- DATA EXTRACT -

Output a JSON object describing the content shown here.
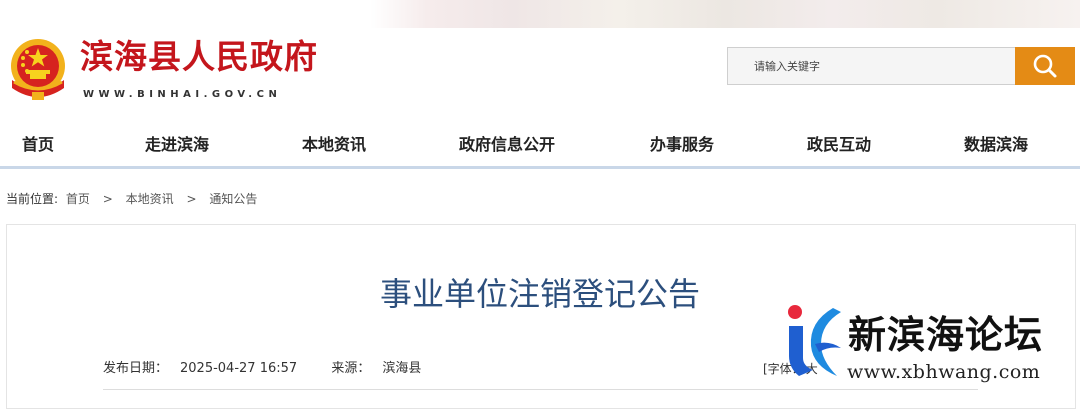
{
  "header": {
    "site_name": "滨海县人民政府",
    "site_url": "WWW.BINHAI.GOV.CN",
    "search_placeholder": "请输入关键字",
    "colors": {
      "brand_red": "#c4161c",
      "search_button": "#e48b15",
      "title_blue": "#2c4f7d"
    }
  },
  "nav": {
    "items": [
      {
        "label": "首页"
      },
      {
        "label": "走进滨海"
      },
      {
        "label": "本地资讯"
      },
      {
        "label": "政府信息公开"
      },
      {
        "label": "办事服务"
      },
      {
        "label": "政民互动"
      },
      {
        "label": "数据滨海"
      }
    ]
  },
  "breadcrumb": {
    "label": "当前位置:",
    "items": [
      "首页",
      "本地资讯",
      "通知公告"
    ],
    "separator": ">"
  },
  "article": {
    "title": "事业单位注销登记公告",
    "publish_label": "发布日期：",
    "publish_date": "2025-04-27 16:57",
    "source_label": "来源：",
    "source": "滨海县",
    "font_label": "[字体：",
    "font_large": "大"
  },
  "watermark": {
    "name": "新滨海论坛",
    "url": "www.xbhwang.com"
  }
}
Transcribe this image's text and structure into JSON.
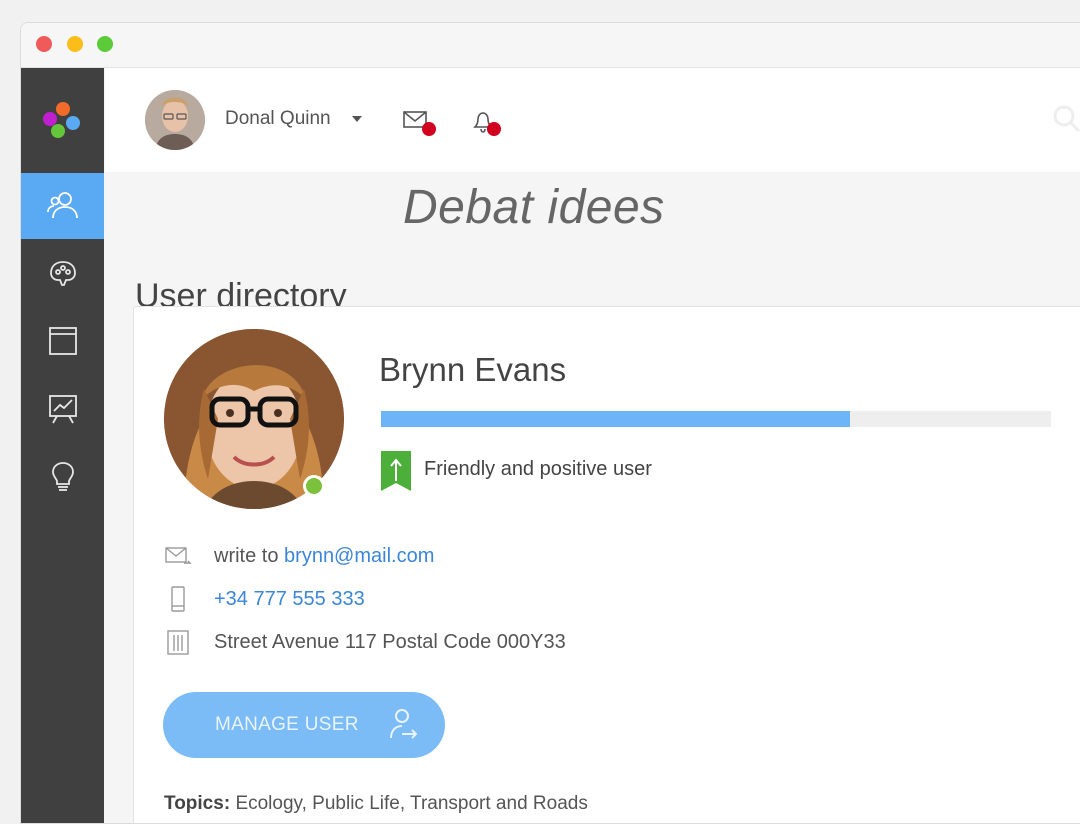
{
  "window": {
    "controls": [
      "close",
      "minimize",
      "maximize"
    ]
  },
  "sidebar": {
    "logo": "app-logo",
    "items": [
      {
        "icon": "users-icon",
        "active": true
      },
      {
        "icon": "brain-icon",
        "active": false
      },
      {
        "icon": "document-icon",
        "active": false
      },
      {
        "icon": "presentation-icon",
        "active": false
      },
      {
        "icon": "lightbulb-icon",
        "active": false
      }
    ]
  },
  "header": {
    "user_name": "Donal Quinn",
    "mail_icon": "mail-icon",
    "bell_icon": "bell-icon",
    "search_icon": "search-icon"
  },
  "overlay_title": "Debat idees",
  "page_title": "User directory",
  "profile": {
    "name": "Brynn Evans",
    "progress_fraction": 0.7,
    "badge_label": "Friendly and positive user",
    "email_prefix": "write to",
    "email": "brynn@mail.com",
    "phone": "+34 777 555 333",
    "address": "Street Avenue 117 Postal Code 000Y33",
    "manage_button": "MANAGE USER",
    "topics_label": "Topics:",
    "topics_value": "Ecology, Public Life, Transport and Roads"
  },
  "colors": {
    "accent": "#5aa9f3",
    "sidebar_bg": "#404040",
    "notification_dot": "#d2001f",
    "online": "#7cc13b",
    "badge": "#4caf3a"
  }
}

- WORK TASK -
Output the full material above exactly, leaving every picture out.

- RESPONSE FOR THIS EXERCISE -
Output a JSON object describing the content shown here.
{
  "header": {
    "site_name": "滨海县人民政府",
    "site_url": "WWW.BINHAI.GOV.CN",
    "search_placeholder": "请输入关键字",
    "colors": {
      "brand_red": "#c4161c",
      "search_button": "#e48b15",
      "title_blue": "#2c4f7d"
    }
  },
  "nav": {
    "items": [
      {
        "label": "首页"
      },
      {
        "label": "走进滨海"
      },
      {
        "label": "本地资讯"
      },
      {
        "label": "政府信息公开"
      },
      {
        "label": "办事服务"
      },
      {
        "label": "政民互动"
      },
      {
        "label": "数据滨海"
      }
    ]
  },
  "breadcrumb": {
    "label": "当前位置:",
    "items": [
      "首页",
      "本地资讯",
      "通知公告"
    ],
    "separator": ">"
  },
  "article": {
    "title": "事业单位注销登记公告",
    "publish_label": "发布日期：",
    "publish_date": "2025-04-27 16:57",
    "source_label": "来源：",
    "source": "滨海县",
    "font_label": "[字体：",
    "font_large": "大"
  },
  "watermark": {
    "name": "新滨海论坛",
    "url": "www.xbhwang.com"
  }
}
Transcribe this image's text and structure into JSON.
{
  "window": {
    "controls": [
      "close",
      "minimize",
      "maximize"
    ]
  },
  "sidebar": {
    "logo": "app-logo",
    "items": [
      {
        "icon": "users-icon",
        "active": true
      },
      {
        "icon": "brain-icon",
        "active": false
      },
      {
        "icon": "document-icon",
        "active": false
      },
      {
        "icon": "presentation-icon",
        "active": false
      },
      {
        "icon": "lightbulb-icon",
        "active": false
      }
    ]
  },
  "header": {
    "user_name": "Donal Quinn",
    "mail_icon": "mail-icon",
    "bell_icon": "bell-icon",
    "search_icon": "search-icon"
  },
  "overlay_title": "Debat idees",
  "page_title": "User directory",
  "profile": {
    "name": "Brynn Evans",
    "progress_fraction": 0.7,
    "badge_label": "Friendly and positive user",
    "email_prefix": "write to",
    "email": "brynn@mail.com",
    "phone": "+34 777 555 333",
    "address": "Street Avenue 117 Postal Code 000Y33",
    "manage_button": "MANAGE USER",
    "topics_label": "Topics:",
    "topics_value": "Ecology, Public Life, Transport and Roads"
  },
  "colors": {
    "accent": "#5aa9f3",
    "sidebar_bg": "#404040",
    "notification_dot": "#d2001f",
    "online": "#7cc13b",
    "badge": "#4caf3a"
  }
}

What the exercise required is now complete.